Islands in the ocean is getting smaller

All is to blame for global warming. Australian scientists found that over the past 20 years, Micronesia missed eight islands: they disappeared under ocean waves.

The level of the world’s ocean rises an average of 3 mm per year, faster – in the western regions of the Pacific Ocean, where a combination of winds and currents adds water. Since the early 90’s, water in the Western Pacific has risen by 12 mm per year. In 2016, geographers from Queensland discovered the loss of the five islands of the Solomon archipelago, and this year Patrick Nunn, a professor at the University of Sunshine Coast, discovered that the islands are disappearing in Micronesia. And those that have not yet disappeared under water are becoming smaller.
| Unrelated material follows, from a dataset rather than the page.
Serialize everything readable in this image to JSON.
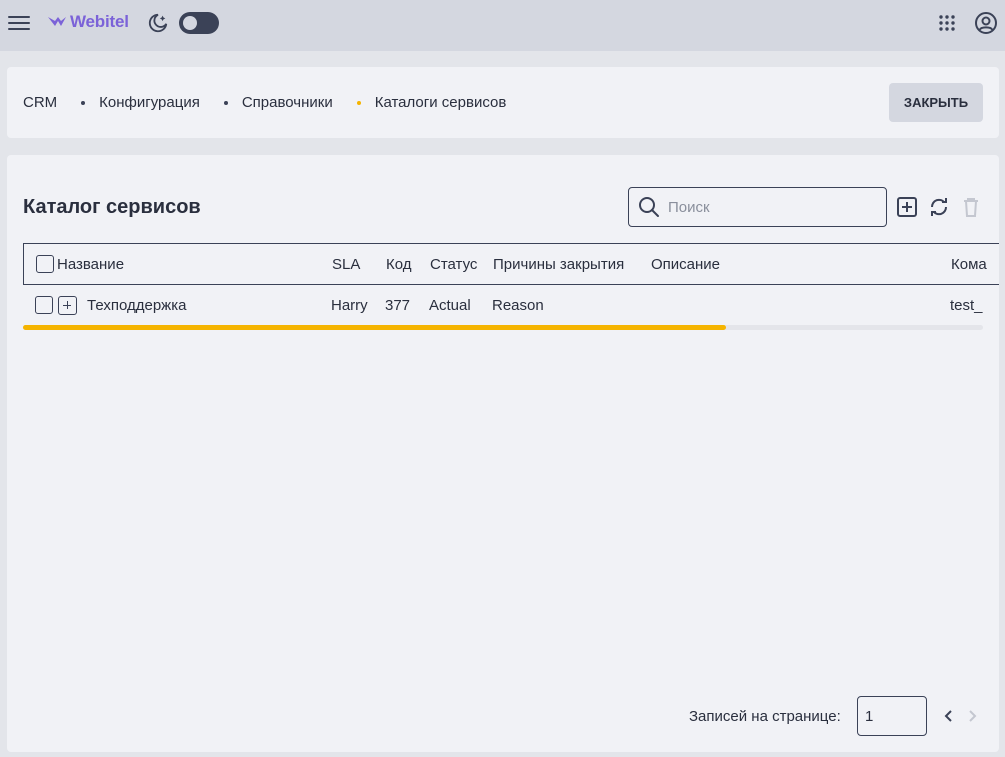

Local residents told the researchers about how the islands of Kepidau, Peleng and Nalapenlod disappeared. They were not so small: at the last in 1850 there was a great battle between clans of natives. Analysis of satellite images showed that in the period from 2007 to 2014, ceased to appear over the water six more islands, each covering an area of ​​about 100 square meters. The ocean covers that part of the island that consists of solid rocks, sedimentation sediments eroded by water, and as a result, instead of the island, there is stranded in the ocean, explains Nunn.

But not all small, low-raised islands above the ocean are threatened with erosion and flooding. Specialists have found out that, for example, the famous island of Pohnpei, with its megaliths, has not so far blown and flooded its mangrove trees, the roots of which protect the island from shock waves and erosion. Some small atolls are saved by bays and lagoons – parts of the coastline, successfully pogoshchayuschimi energy of the tide and naplagayutsya sedimentary rocks.

Small islands, lost in the Pacific Ocean – the first objects that go under the water because of climate change. Over time, such objects will become larger. It is important now to learn how to protect yourself from the advancing ocean, says Nunn.